- [WORK ORDER]: Go over the data and copy out each line with "Contents" in it.

(Beginning of DATA PROVIDED)

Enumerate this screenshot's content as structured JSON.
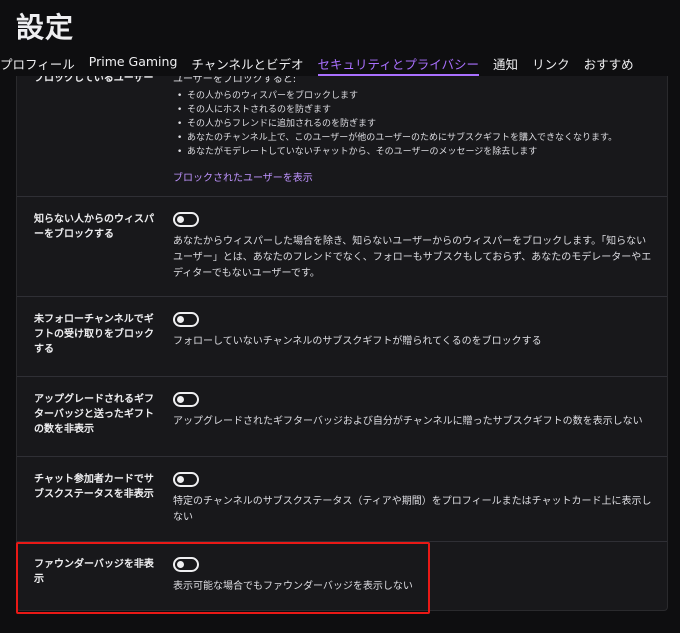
{
  "page": {
    "title": "設定"
  },
  "tabs": [
    {
      "label": "プロフィール"
    },
    {
      "label": "Prime Gaming"
    },
    {
      "label": "チャンネルとビデオ"
    },
    {
      "label": "セキュリティとプライバシー"
    },
    {
      "label": "通知"
    },
    {
      "label": "リンク"
    },
    {
      "label": "おすすめ"
    }
  ],
  "active_tab": "セキュリティとプライバシー",
  "blocked_users": {
    "label": "ブロックしているユーザー",
    "intro": "ユーザーをブロックすると:",
    "bullets": [
      "その人からのウィスパーをブロックします",
      "その人にホストされるのを防ぎます",
      "その人からフレンドに追加されるのを防ぎます",
      "あなたのチャンネル上で、このユーザーが他のユーザーのためにサブスクギフトを購入できなくなります。",
      "あなたがモデレートしていないチャットから、そのユーザーのメッセージを除去します"
    ],
    "link": "ブロックされたユーザーを表示"
  },
  "settings": [
    {
      "label": "知らない人からのウィスパーをブロックする",
      "toggle_on": false,
      "description": "あなたからウィスパーした場合を除き、知らないユーザーからのウィスパーをブロックします。「知らないユーザー」とは、あなたのフレンドでなく、フォローもサブスクもしておらず、あなたのモデレーターやエディターでもないユーザーです。"
    },
    {
      "label": "未フォローチャンネルでギフトの受け取りをブロックする",
      "toggle_on": false,
      "description": "フォローしていないチャンネルのサブスクギフトが贈られてくるのをブロックする"
    },
    {
      "label": "アップグレードされるギフターバッジと送ったギフトの数を非表示",
      "toggle_on": false,
      "description": "アップグレードされたギフターバッジおよび自分がチャンネルに贈ったサブスクギフトの数を表示しない"
    },
    {
      "label": "チャット参加者カードでサブスクステータスを非表示",
      "toggle_on": false,
      "description": "特定のチャンネルのサブスクステータス（ティアや期間）をプロフィールまたはチャットカード上に表示しない"
    },
    {
      "label": "ファウンダーバッジを非表示",
      "toggle_on": false,
      "description": "表示可能な場合でもファウンダーバッジを表示しない"
    }
  ],
  "colors": {
    "accent": "#a970ff",
    "highlight": "#e91916",
    "background": "#0e0e10",
    "card": "#18181b"
  }
}
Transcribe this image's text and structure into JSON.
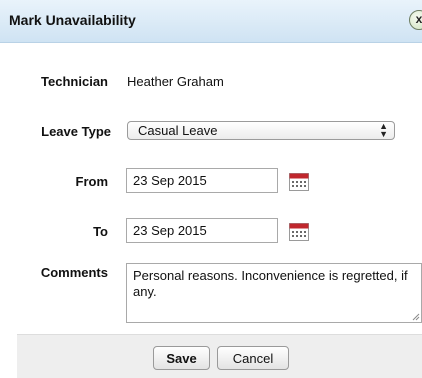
{
  "dialog": {
    "title": "Mark Unavailability",
    "close_label": "x"
  },
  "form": {
    "technician_label": "Technician",
    "technician_value": "Heather Graham",
    "leave_type_label": "Leave Type",
    "leave_type_value": "Casual Leave",
    "from_label": "From",
    "from_value": "23 Sep 2015",
    "to_label": "To",
    "to_value": "23 Sep 2015",
    "comments_label": "Comments",
    "comments_value": "Personal reasons. Inconvenience is regretted, if any."
  },
  "footer": {
    "save_label": "Save",
    "cancel_label": "Cancel"
  },
  "icons": {
    "calendar": "calendar-icon",
    "close": "close-icon",
    "select_arrows": "chevron-up-down-icon"
  },
  "colors": {
    "titlebar": "#cfe3f3",
    "calendar_accent": "#c0272d",
    "footer": "#eeeeee"
  }
}
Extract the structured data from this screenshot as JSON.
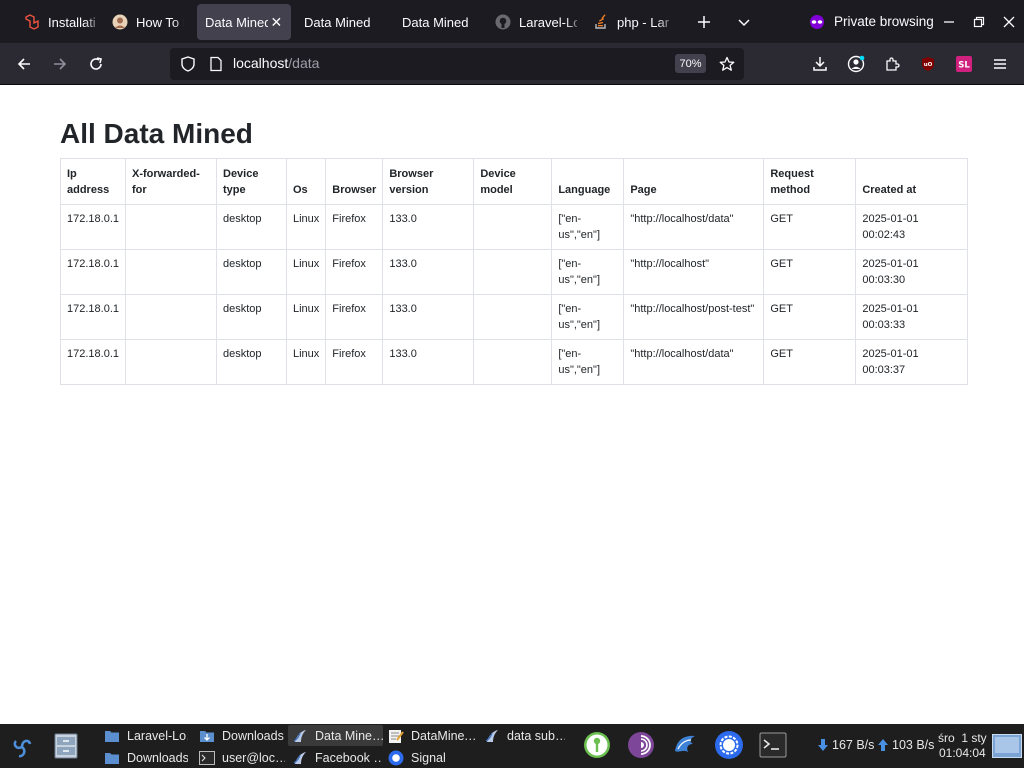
{
  "tabs": [
    {
      "title": "Installation",
      "icon": "laravel-icon",
      "active": false
    },
    {
      "title": "How To In",
      "icon": "avatar-favicon",
      "active": false
    },
    {
      "title": "Data Mined",
      "icon": "",
      "active": true
    },
    {
      "title": "Data Mined",
      "icon": "",
      "active": false
    },
    {
      "title": "Data Mined",
      "icon": "",
      "active": false
    },
    {
      "title": "Laravel-Lo",
      "icon": "github-icon",
      "active": false
    },
    {
      "title": "php - Lara",
      "icon": "stackoverflow-icon",
      "active": false
    }
  ],
  "browser": {
    "private_label": "Private browsing",
    "url_host": "localhost",
    "url_path": "/data",
    "zoom": "70%"
  },
  "page": {
    "title": "All Data Mined",
    "columns": [
      "Ip address",
      "X-forwarded-for",
      "Device type",
      "Os",
      "Browser",
      "Browser version",
      "Device model",
      "Language",
      "Page",
      "Request method",
      "Created at"
    ],
    "rows": [
      [
        "172.18.0.1",
        "",
        "desktop",
        "Linux",
        "Firefox",
        "133.0",
        "",
        "[\"en-us\",\"en\"]",
        "\"http://localhost/data\"",
        "GET",
        "2025-01-01 00:02:43"
      ],
      [
        "172.18.0.1",
        "",
        "desktop",
        "Linux",
        "Firefox",
        "133.0",
        "",
        "[\"en-us\",\"en\"]",
        "\"http://localhost\"",
        "GET",
        "2025-01-01 00:03:30"
      ],
      [
        "172.18.0.1",
        "",
        "desktop",
        "Linux",
        "Firefox",
        "133.0",
        "",
        "[\"en-us\",\"en\"]",
        "\"http://localhost/post-test\"",
        "GET",
        "2025-01-01 00:03:33"
      ],
      [
        "172.18.0.1",
        "",
        "desktop",
        "Linux",
        "Firefox",
        "133.0",
        "",
        "[\"en-us\",\"en\"]",
        "\"http://localhost/data\"",
        "GET",
        "2025-01-01 00:03:37"
      ]
    ]
  },
  "taskbar": {
    "tasks": [
      {
        "label": "Laravel-Lo…",
        "icon": "folder-icon",
        "active": false
      },
      {
        "label": "Downloads",
        "icon": "downloads-folder-icon",
        "active": false
      },
      {
        "label": "Data Mine…",
        "icon": "browser-icon",
        "active": true
      },
      {
        "label": "DataMine.…",
        "icon": "text-editor-icon",
        "active": false
      },
      {
        "label": "data sub…",
        "icon": "browser-icon",
        "active": false
      },
      {
        "label": "Downloads",
        "icon": "folder-icon",
        "active": false
      },
      {
        "label": "user@loc…",
        "icon": "terminal-icon",
        "active": false
      },
      {
        "label": "Facebook …",
        "icon": "browser-icon",
        "active": false
      },
      {
        "label": "Signal",
        "icon": "signal-icon",
        "active": false
      }
    ],
    "download_speed": "167 B/s",
    "upload_speed": "103 B/s",
    "clock_day": "śro  1 sty",
    "clock_time": "01:04:04"
  },
  "colors": {
    "tab_bg": "#1c1b22",
    "toolbar_bg": "#2b2a33",
    "active_tab": "#42414d",
    "private_purple": "#8000d7",
    "taskbar_bg": "#1e1e1e"
  }
}
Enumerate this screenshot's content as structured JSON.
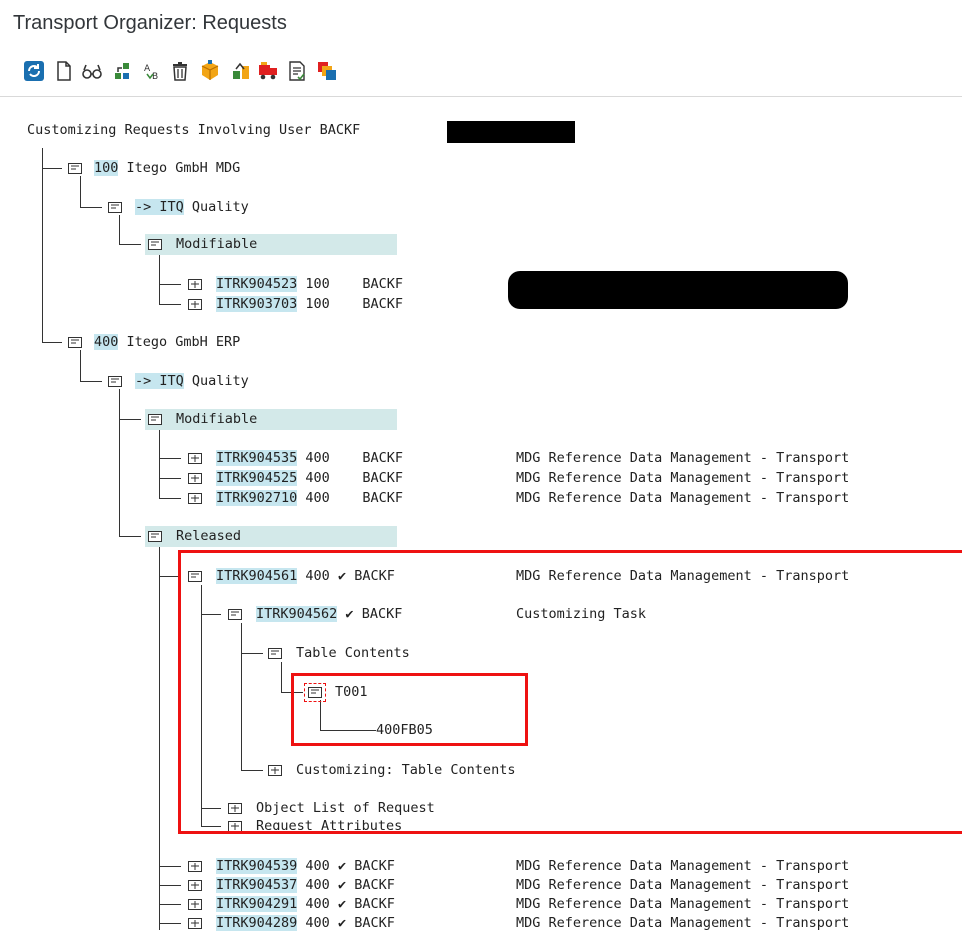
{
  "window": {
    "title": "Transport Organizer: Requests"
  },
  "toolbar": {
    "buttons": [
      {
        "icon": "refresh-icon"
      },
      {
        "icon": "new-document-icon"
      },
      {
        "icon": "display-glasses-icon"
      },
      {
        "icon": "change-icon"
      },
      {
        "icon": "sort-ab-icon"
      },
      {
        "icon": "delete-trash-icon"
      },
      {
        "icon": "lock-package-icon"
      },
      {
        "icon": "release-icon"
      },
      {
        "icon": "transport-truck-icon"
      },
      {
        "icon": "document-check-icon"
      },
      {
        "icon": "copy-layers-icon"
      }
    ]
  },
  "tree": {
    "root_label": "Customizing Requests Involving User BACKF",
    "client100": {
      "num": "100",
      "name": " Itego GmbH MDG"
    },
    "client100_target": {
      "arrow": "-> ITQ",
      "label": " Quality"
    },
    "client100_modifiable": "Modifiable",
    "client100_requests": [
      {
        "id": "ITRK904523",
        "client": "100",
        "owner": "BACKF"
      },
      {
        "id": "ITRK903703",
        "client": "100",
        "owner": "BACKF"
      }
    ],
    "client400": {
      "num": "400",
      "name": " Itego GmbH ERP"
    },
    "client400_target": {
      "arrow": "-> ITQ",
      "label": " Quality"
    },
    "client400_modifiable": "Modifiable",
    "client400_mod_requests": [
      {
        "id": "ITRK904535",
        "client": "400",
        "owner": "BACKF",
        "desc": "MDG Reference Data Management - Transport"
      },
      {
        "id": "ITRK904525",
        "client": "400",
        "owner": "BACKF",
        "desc": "MDG Reference Data Management - Transport"
      },
      {
        "id": "ITRK902710",
        "client": "400",
        "owner": "BACKF",
        "desc": "MDG Reference Data Management - Transport"
      }
    ],
    "released": "Released",
    "released_main": {
      "id": "ITRK904561",
      "client": "400",
      "check": "✔",
      "owner": "BACKF",
      "desc": "MDG Reference Data Management - Transport"
    },
    "task": {
      "id": "ITRK904562",
      "check": "✔",
      "owner": "BACKF",
      "desc": "Customizing Task"
    },
    "table_contents": "Table Contents",
    "table_name": "T001",
    "table_key": "400FB05",
    "customizing_table_contents": "Customizing: Table Contents",
    "object_list": "Object List of Request",
    "request_attributes": "Request Attributes",
    "released_requests": [
      {
        "id": "ITRK904539",
        "client": "400",
        "check": "✔",
        "owner": "BACKF",
        "desc": "MDG Reference Data Management - Transport"
      },
      {
        "id": "ITRK904537",
        "client": "400",
        "check": "✔",
        "owner": "BACKF",
        "desc": "MDG Reference Data Management - Transport"
      },
      {
        "id": "ITRK904291",
        "client": "400",
        "check": "✔",
        "owner": "BACKF",
        "desc": "MDG Reference Data Management - Transport"
      },
      {
        "id": "ITRK904289",
        "client": "400",
        "check": "✔",
        "owner": "BACKF",
        "desc": "MDG Reference Data Management - Transport"
      }
    ]
  },
  "colors": {
    "highlight": "#c6e6ef",
    "band": "#d3e9e9",
    "annotation": "#ee1111"
  }
}
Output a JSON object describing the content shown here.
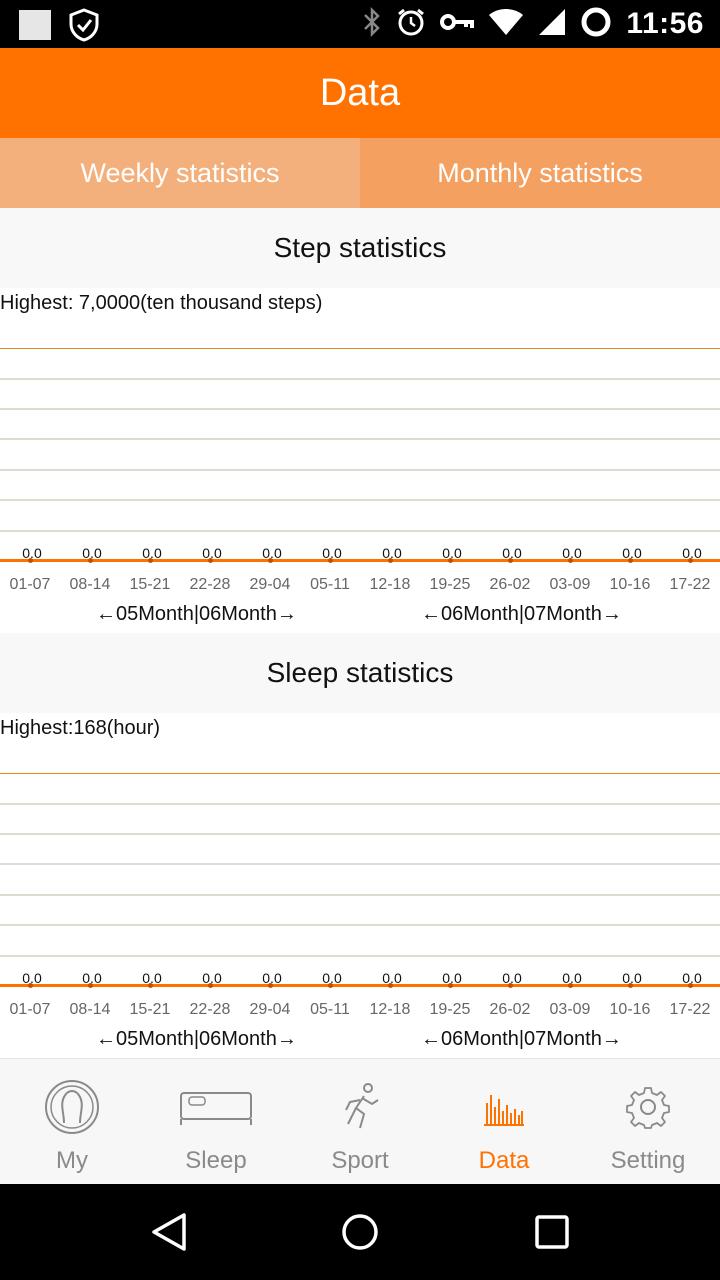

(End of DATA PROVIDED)

- [RESULT FOR THIS TASK]:
    "table_contents": "Table Contents",
    "customizing_table_contents": "Customizing: Table Contents",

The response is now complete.